Merve Mert

Wherever My “State of Terror” Takes Me

The Peace Scholars Program is approaching to an end. This sentence has become a catchphrase among the Peace Scholars; sometimes uttered in a context where we expressed our anxiety about the upcoming deadlines for our academic work, sometimes as a way of expressing our mixed feelings and melancholy about the fact that we are parting soon. For me, personally, I am ready to go home, but at the same time, I want to stay, maybe even more than I want to go. This is a difficult dilemma to be in, but I was finally able to find a solution: I want multiple copies of myself, and be in several places at the same time, so that I could avoid felling as if “[s]ometimes I can hear my bones straining under the weight of all the lives I’m not living,” as Jonathan Safran Foer puts it. However, I am aware of impossibility of my solution, and that it does not ease the dilemma I am in. Furthermore, realizing that the time passes very fast, and we are almost done led me to reflect on my experience in Norway, as a Peace Scholar, as a dialogue participant at the Nansen Center, as a student at the ISS, as an Ole, as a tourist, and as a young woman who is striving to find out what she is most passionate about.

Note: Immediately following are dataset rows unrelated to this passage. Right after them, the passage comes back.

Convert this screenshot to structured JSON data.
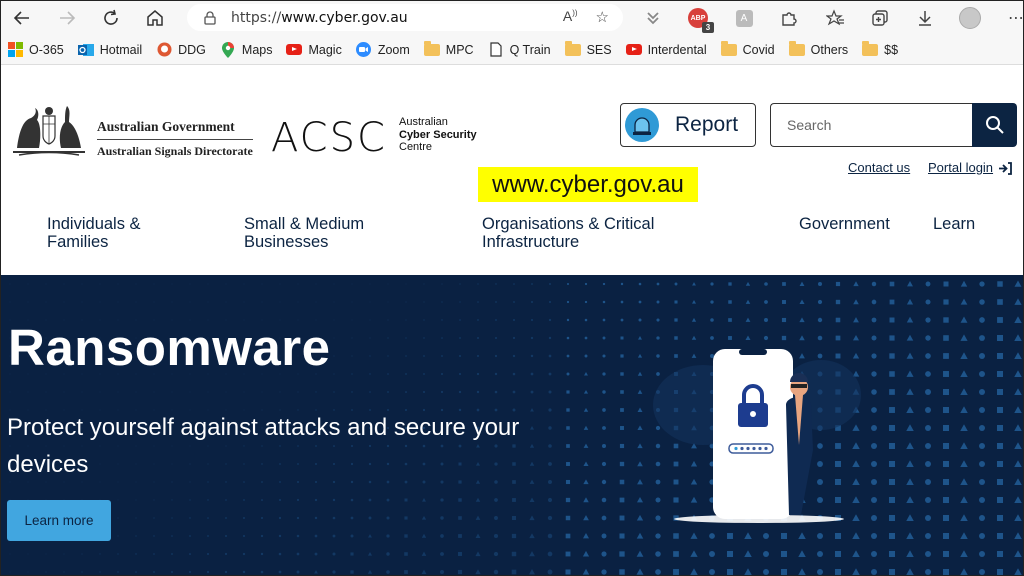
{
  "browser": {
    "url_scheme": "https://",
    "url_domain": "www.cyber.gov.au",
    "abp_badge": "ABP",
    "abp_count": "3"
  },
  "bookmarks": [
    {
      "label": "O-365",
      "icon": "office-icon"
    },
    {
      "label": "Hotmail",
      "icon": "outlook-icon"
    },
    {
      "label": "DDG",
      "icon": "duckduckgo-icon"
    },
    {
      "label": "Maps",
      "icon": "maps-pin-icon"
    },
    {
      "label": "Magic",
      "icon": "youtube-icon"
    },
    {
      "label": "Zoom",
      "icon": "zoom-icon"
    },
    {
      "label": "MPC",
      "icon": "folder-icon"
    },
    {
      "label": "Q Train",
      "icon": "page-icon"
    },
    {
      "label": "SES",
      "icon": "folder-icon"
    },
    {
      "label": "Interdental",
      "icon": "youtube-icon"
    },
    {
      "label": "Covid",
      "icon": "folder-icon"
    },
    {
      "label": "Others",
      "icon": "folder-icon"
    },
    {
      "label": "$$",
      "icon": "folder-icon"
    }
  ],
  "header": {
    "gov_line1": "Australian Government",
    "gov_line2": "Australian Signals Directorate",
    "acsc_logo": "ACSC",
    "acsc_sub1": "Australian",
    "acsc_sub2": "Cyber Security",
    "acsc_sub3": "Centre",
    "report_label": "Report",
    "search_placeholder": "Search",
    "contact_label": "Contact us",
    "portal_label": "Portal login",
    "highlight_text": "www.cyber.gov.au"
  },
  "nav": {
    "individuals_1": "Individuals &",
    "individuals_2": "Families",
    "smb_1": "Small & Medium",
    "smb_2": "Businesses",
    "org_1": "Organisations & Critical",
    "org_2": "Infrastructure",
    "government": "Government",
    "learn": "Learn"
  },
  "hero": {
    "title": "Ransomware",
    "subtitle_1": "Protect yourself against attacks and secure your",
    "subtitle_2": "devices",
    "button": "Learn more"
  },
  "colors": {
    "navy": "#0a2142",
    "accent_blue": "#41a6e0",
    "highlight_yellow": "#ffff00"
  }
}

I came to the realization that even if the impossible happened, and 7 more Merves appeared on Earth instantaneously, I would still feel conflicted: not because I cannot live different lives in which I would pursue different goals, but because there are various ways that could take me to the same outcome. I would need at least a couple dozen Merves. Eventually, I gave up, and embraced being in what I once heard a great professor at St Olaf College calls a “state of terror.” “State of terror” is a dynamic, ever-changing situation that prompts one to ask questions, reflect, and take action. It is such a good experience for discovery and learning. I not only became more aware of the broad extent of my academic interests, and numerous possibilities to engage in peace-making, but I also went through a new phase of self-discovery and realization. Before I started the program, it was easy to say I was interested in peace and conflict resolution. Now, I know how broad of an area it is, and that I am more interested in the concept of power, as well as ethnically and religiously framed conflicts. Before I started the program, it was easy to say I love being around people, and I learn greatly from my interactions with them. Now, I know merely wanting to be around people is not enough to establish fruitful relationships, and that I need to be intentional in creating and sharing a value with the people I care about, and put more effort in maintaining those established ties. Obviously, it is not the case that I could not have come to these realizations, had I not been in Norway. Nonetheless, my time in Lillehammer and Oslo as a Peace Scholar and a student at the ISS, attending seminars and lectures, going on field trips and guided tours, spending time with all the new friends I made gave my “state of terror” a unique face that would not have existed otherwise, and made me appreciate the opportunity I was given to be here even more. As much as I am ready to go home, I will be leaving a piece of my heart here as I leave for new adventures.

Comments are closed.